* **ACTION ITEM**:
Only the number is wanted: how many lines below include "Please"?

* **RECORDS PROVIDED**:
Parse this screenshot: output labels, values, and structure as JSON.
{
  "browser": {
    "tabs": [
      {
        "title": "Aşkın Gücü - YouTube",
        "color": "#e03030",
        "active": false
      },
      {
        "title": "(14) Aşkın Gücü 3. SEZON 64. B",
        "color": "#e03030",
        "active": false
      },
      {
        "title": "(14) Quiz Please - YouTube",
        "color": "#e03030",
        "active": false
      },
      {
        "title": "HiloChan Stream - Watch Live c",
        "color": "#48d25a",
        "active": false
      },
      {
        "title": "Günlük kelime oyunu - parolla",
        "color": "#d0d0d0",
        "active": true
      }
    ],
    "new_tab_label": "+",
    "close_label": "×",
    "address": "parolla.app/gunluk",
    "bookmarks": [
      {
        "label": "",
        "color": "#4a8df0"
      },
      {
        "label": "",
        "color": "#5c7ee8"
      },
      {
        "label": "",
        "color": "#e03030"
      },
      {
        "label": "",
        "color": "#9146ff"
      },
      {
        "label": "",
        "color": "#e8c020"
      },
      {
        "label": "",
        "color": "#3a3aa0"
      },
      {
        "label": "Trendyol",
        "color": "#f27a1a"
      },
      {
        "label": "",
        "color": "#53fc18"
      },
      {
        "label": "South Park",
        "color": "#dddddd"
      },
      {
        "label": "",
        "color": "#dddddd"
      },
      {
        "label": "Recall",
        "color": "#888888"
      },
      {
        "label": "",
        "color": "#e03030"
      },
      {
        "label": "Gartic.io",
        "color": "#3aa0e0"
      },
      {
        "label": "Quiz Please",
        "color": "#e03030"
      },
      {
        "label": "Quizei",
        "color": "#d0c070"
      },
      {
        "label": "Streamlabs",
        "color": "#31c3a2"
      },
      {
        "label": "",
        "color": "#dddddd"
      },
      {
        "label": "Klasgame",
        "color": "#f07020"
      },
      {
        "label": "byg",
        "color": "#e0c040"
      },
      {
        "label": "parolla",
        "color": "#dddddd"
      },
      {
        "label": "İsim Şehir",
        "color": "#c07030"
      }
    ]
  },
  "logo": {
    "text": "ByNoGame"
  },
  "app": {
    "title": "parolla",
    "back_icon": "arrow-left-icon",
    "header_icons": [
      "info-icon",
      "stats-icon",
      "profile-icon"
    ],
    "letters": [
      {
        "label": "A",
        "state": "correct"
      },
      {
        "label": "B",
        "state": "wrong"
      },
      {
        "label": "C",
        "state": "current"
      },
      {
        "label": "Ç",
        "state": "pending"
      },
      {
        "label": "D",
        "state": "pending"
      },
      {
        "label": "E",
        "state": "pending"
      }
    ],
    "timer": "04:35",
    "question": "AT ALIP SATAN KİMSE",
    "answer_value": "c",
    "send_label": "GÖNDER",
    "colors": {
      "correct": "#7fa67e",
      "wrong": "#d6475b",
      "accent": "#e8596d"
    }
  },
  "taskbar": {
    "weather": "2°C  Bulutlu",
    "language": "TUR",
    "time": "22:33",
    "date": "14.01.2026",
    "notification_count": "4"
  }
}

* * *

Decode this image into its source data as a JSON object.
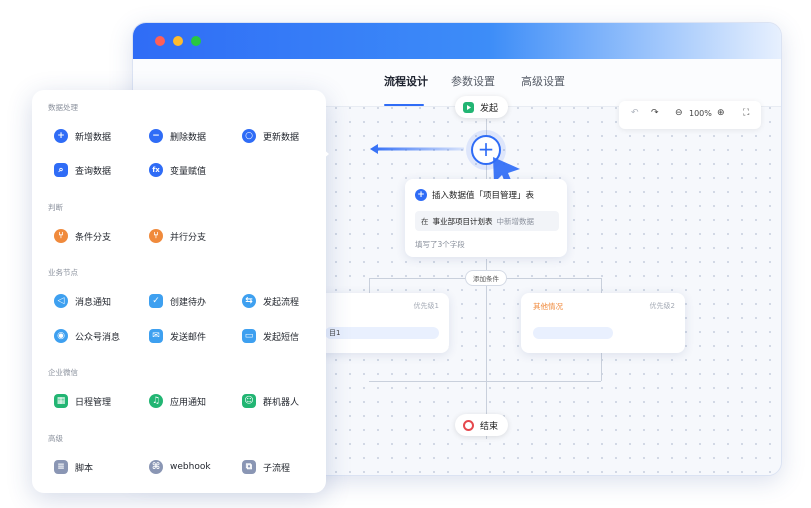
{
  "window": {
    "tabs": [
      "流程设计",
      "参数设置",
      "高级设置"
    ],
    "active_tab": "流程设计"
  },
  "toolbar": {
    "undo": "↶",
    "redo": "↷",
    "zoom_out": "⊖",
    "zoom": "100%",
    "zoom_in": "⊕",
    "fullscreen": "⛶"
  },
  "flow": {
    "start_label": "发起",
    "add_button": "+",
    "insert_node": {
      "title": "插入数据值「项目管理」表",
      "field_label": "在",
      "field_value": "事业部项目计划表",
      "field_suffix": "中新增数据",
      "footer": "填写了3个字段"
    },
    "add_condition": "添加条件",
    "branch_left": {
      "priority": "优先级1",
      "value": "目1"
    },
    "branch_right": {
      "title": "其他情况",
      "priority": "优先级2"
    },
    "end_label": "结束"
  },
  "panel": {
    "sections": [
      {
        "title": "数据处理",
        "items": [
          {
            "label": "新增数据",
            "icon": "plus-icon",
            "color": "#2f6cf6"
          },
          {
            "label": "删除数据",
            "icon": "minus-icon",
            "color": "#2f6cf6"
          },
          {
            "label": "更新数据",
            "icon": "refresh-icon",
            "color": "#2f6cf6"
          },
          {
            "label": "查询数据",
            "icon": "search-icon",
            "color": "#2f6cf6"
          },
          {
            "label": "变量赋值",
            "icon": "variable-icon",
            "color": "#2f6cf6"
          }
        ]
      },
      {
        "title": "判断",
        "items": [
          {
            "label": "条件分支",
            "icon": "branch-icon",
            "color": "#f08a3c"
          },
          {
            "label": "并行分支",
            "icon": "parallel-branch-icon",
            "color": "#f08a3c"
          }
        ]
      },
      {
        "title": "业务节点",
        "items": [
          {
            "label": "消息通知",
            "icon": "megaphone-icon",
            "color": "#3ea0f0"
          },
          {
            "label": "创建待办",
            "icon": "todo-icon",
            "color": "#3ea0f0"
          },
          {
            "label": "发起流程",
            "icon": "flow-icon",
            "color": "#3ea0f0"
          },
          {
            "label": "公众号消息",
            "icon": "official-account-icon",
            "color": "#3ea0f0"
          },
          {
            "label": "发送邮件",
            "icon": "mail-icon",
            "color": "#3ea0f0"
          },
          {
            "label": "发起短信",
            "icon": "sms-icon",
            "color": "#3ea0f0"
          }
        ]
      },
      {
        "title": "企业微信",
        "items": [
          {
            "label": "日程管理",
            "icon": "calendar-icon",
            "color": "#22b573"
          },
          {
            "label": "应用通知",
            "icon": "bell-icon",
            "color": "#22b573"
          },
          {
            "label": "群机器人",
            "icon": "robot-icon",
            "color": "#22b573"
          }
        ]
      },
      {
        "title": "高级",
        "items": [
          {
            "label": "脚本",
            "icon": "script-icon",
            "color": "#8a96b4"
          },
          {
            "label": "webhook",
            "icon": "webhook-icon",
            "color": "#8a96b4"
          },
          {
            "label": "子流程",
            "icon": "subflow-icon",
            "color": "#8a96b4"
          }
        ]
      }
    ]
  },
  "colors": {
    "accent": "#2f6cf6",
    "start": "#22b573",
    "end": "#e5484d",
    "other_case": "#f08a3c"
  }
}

* **SOLUTION TO THIS EXERCISE**:
2